Wednesday, September 17, 2008

Sarah Palin and Feminism

Seriously, go read this essay by Harvard's Harvey Mansfield.
Sarah Palin was appealing and accomplished, with the force of a man and the grace of a woman. But while reaching another, higher first for women, she expressed no gratitude to the women's movement. She has had good words for women politicians like Geraldine Ferraro and Hillary Clinton, but she showed none of the features that betray the feminist in action. On the contrary: She spoke proudly of "my guy," grateful to the man who was hers--implying that she needed him, and that any woman needs a guy of her own. She introduced her children, especially little Trig, the one with Down's syndrome. She was displaying a mother's unconditional love, as opposed to the conditional love that insists on a "wanted" child. She did these things unapologetically, quite unafraid of seeming to be a normal, healthy sexist female: one who knows what it is to be a woman and enjoys it.

All Sarah Palin did was to claim her equal opportunity to a job once held exclusively by men. This sort of equality--the opportunity to take on public careers outside the home--is something liberals and conservatives agree on. That conservatives accept it is proven by the rapturous reception she received from Republicans, who greeted her as a political savior.

This she may or may not be, but she seems to have had the effect of enthusing the base, in part because of her sex.

Now, why could the women's movement not have taken advantage of this bipartisan agreement from the beginning? What impelled it to adopt a radical feminism hostile to both liberals and conservatives? Was this feminism necessary to attack male domination and to stir up the status quo?

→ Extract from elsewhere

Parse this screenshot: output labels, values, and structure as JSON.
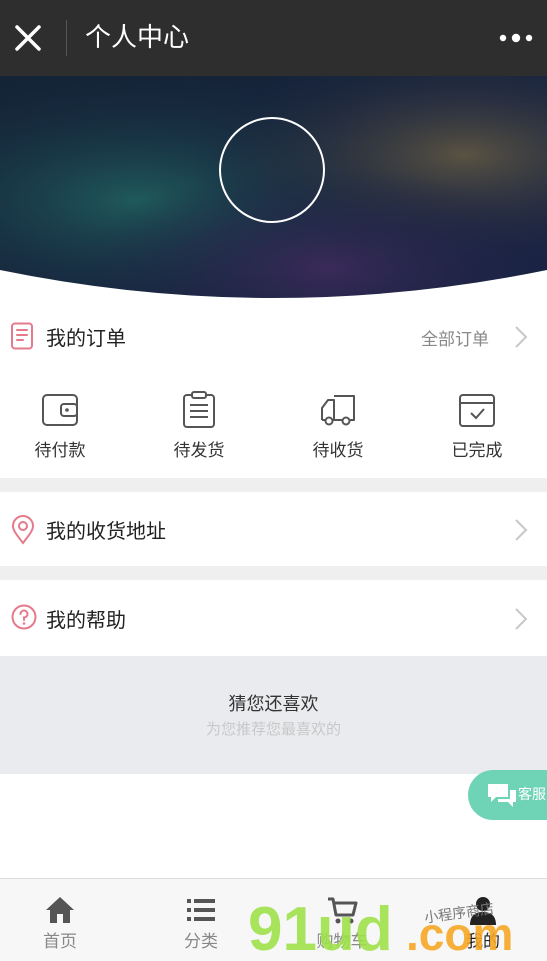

An obvious difference between the women's movement and the civil rights movement is the ease with which the former triumphed. Of course there was male chauvinism at the start, but it was complacent, passive and ineffective. No man could look a woman in the eye and say "you are not equal to me" once the issue was put. There was nothing like the "massive resistance" to racial desegregation in the South; instead, there was a massive movement of women into jobs and careers.
Here is the interesting thing, while Palin may have benefited from the women's movement of the 50's and 60's I see her rise as simply the latest step in a society in which women are both the social and political equals of men. No Palin does not thank the women's movement, but she is a result of their efforts, their bipartisan efforts, rather than a result of the radical brand of feminism we as a society think of when we hear the term "feminist."

Sarah Palin is a woman, of that there is no doubt. She is a smart, successful, attractive woman. Thirty years ago that was an acceptable description of someone who most likely would never have risen to the heights Palin now has achieved.

Feminists want very much to be considered the equal of men in all things (as if there were possible). But the radical feminist movement has corrupted that notion. The women's movement of the 50's and 60's would have embraced the success of Sarah Palin--a woman who had succeeded on her own terms, in her own way, indeed in a manner that suggests feminity while at the same time displaying a strenght that is to be admired, not pilloried.

But Radical Feminism is more about rejecting the femine in favor of something more masculine. Radical feminism reminds of the seen in Working Girl, where at a bar, Harrison Ford's charachter remarks to Melanie Girffiths's femme appearence, "you are the first woman I have seen at these things that actually dresses like a woman rather than like a woman things a man would dress if he were a woman" or something to that effect.

Feminist success has been built upon the notion that women can do anything a man can do, a notion which is not only ludicrous for its biological impossibility (right now a woman cannot get another woman pregnant, for example) but also for the ludirous belief that there are no differences between men and women (and what a boring world that would be).

Yes, in terms of intellectual and business pursuits there are no differences. Any dolt who thinks so is a relic of the past. However, just because a woman deserves to be treated equally in the eyes of employers or the law does not mean that there are not differences between the two sexes.

Interestingly, radical feminism is premised on the notion as well, that a woman can be as tough as a man, a truism in every sense of the word and probably more so. But oddly enough, when Sarah Palin acts tough and feminine, that is somehow an affront to feminism.

So far in our history only two women have been nominated to be Vice President. Democrat Geraldine Ferraro and Republican Sarah Palin. Ferraro had the misfortune to be paired with Walter Mondale against Ronald Reagan, a match up doomed to failure for the Democrats. Now in a open seat, the woman with the possibility of being the first woman elected to the executive branch is a woman who is every bit the result of the women's movement, but not the heir to feminism.

1 comment:

Chus said...

This is what I think: Sarah Palin's E-Mail Hacked